|Carbon Zinc batteries work best with low or moderate power requirements. With every use the voltage drops until it is time to throw it away. The Carbon Zinc is limited for use in some of the newer portable electronic products with their higher drain requirements, but is still good for flashlights and intermittent use.
General purpose batteries like Carbon Zinc don't withstand heat and cold very well. And long storage periods when temperatures soar above 100║ F, such as in our cars during the summer, cause deterioration. The heat drives out the moisture from the chemical mix in the cell. It's not a good performer at low temperatures either. At 0║ F or below, the cell's chemical activity is so decreased that there is little service life.
The cutaway at left shows the typical construction of a Carbon Zinc battery; click on the image to see a larger view with additional information.
When the Enercell Battery Guidebook was produced, carbon zinc batteries had three big advantages: low cost, a wide number of sizes, and they are readily available. Advances in technology and manufacturing techniques have eliminated these advantages by lowering the costs of producing alkalines in a wide range of readily available sizes. Alkaline batteries have almost entirely replaced carbon zinc and zinc chloride in RadioShack's product line.
Cadmium Zinc Battery Characteristics
|| 2MnO2 + 2NH4Cl + Zn --> ZnCL2.2NH3 + H2O + MN2O3
||20║ F to 130║ F (-6║ C to 54.4║ C). Low temperature drastically reduces service capacity.
||Toys, radios, flashlights, amplifiers, and lighting.
||Lowest capacity of the primary battery types. These batteries do not have a standard capacity rating; see the Capacity heading for a full explanation.
|| Very low; it increases with usage, storage or at low temperature.

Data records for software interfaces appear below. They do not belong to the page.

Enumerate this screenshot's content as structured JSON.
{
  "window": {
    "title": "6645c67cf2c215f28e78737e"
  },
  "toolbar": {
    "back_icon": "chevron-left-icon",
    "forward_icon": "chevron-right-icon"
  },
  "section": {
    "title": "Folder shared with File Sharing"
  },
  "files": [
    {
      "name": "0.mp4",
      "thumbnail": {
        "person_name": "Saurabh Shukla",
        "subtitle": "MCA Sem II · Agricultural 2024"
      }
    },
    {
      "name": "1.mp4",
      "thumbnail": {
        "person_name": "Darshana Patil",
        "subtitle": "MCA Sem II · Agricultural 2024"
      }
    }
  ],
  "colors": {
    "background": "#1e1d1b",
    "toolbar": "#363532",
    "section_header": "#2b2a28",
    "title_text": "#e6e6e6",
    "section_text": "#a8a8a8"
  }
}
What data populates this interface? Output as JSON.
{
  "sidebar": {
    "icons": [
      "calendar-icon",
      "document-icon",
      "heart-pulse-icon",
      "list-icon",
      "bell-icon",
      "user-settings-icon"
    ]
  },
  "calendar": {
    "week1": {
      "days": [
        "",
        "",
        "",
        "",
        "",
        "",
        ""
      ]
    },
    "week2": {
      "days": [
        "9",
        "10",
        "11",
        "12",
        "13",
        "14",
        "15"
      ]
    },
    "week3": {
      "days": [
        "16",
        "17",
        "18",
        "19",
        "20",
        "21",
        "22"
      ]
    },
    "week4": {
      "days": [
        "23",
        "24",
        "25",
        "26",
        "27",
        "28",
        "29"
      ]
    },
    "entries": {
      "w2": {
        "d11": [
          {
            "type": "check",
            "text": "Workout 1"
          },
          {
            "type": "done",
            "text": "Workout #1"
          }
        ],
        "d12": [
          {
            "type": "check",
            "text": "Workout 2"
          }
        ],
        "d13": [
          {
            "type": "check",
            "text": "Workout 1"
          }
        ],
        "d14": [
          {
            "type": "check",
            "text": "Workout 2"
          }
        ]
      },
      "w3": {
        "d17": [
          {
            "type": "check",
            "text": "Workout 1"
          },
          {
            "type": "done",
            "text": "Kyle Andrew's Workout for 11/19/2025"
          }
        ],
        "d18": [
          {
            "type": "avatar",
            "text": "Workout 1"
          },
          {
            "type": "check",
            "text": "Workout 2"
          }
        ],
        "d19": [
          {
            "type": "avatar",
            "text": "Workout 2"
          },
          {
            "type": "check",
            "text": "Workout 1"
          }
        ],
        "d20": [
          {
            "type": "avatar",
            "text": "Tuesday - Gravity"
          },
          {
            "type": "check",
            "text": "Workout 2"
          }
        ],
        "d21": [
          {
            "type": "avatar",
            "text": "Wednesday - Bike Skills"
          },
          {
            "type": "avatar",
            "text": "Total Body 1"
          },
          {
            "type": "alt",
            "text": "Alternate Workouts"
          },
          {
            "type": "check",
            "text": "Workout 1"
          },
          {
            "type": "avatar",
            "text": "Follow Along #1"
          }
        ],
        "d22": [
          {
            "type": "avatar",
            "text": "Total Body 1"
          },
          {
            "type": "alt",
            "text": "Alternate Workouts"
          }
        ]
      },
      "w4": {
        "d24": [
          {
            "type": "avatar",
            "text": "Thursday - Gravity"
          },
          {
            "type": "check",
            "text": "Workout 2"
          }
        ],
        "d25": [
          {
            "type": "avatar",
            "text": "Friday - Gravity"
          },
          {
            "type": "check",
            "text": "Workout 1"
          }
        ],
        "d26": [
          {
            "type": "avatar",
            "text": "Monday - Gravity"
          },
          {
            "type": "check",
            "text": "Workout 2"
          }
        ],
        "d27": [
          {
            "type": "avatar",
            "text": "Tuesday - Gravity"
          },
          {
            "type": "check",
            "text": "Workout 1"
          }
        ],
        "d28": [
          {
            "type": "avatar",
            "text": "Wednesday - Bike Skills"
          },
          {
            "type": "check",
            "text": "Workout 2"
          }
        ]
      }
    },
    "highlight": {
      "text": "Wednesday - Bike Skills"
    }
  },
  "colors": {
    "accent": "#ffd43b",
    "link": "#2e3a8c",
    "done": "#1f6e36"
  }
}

|| Up to 18 months
|| -40║ F to 120║ F (-40║ C to 48.9║ C)
||Not recyclable; check with your local authority (city/county/parish) for proper disposal.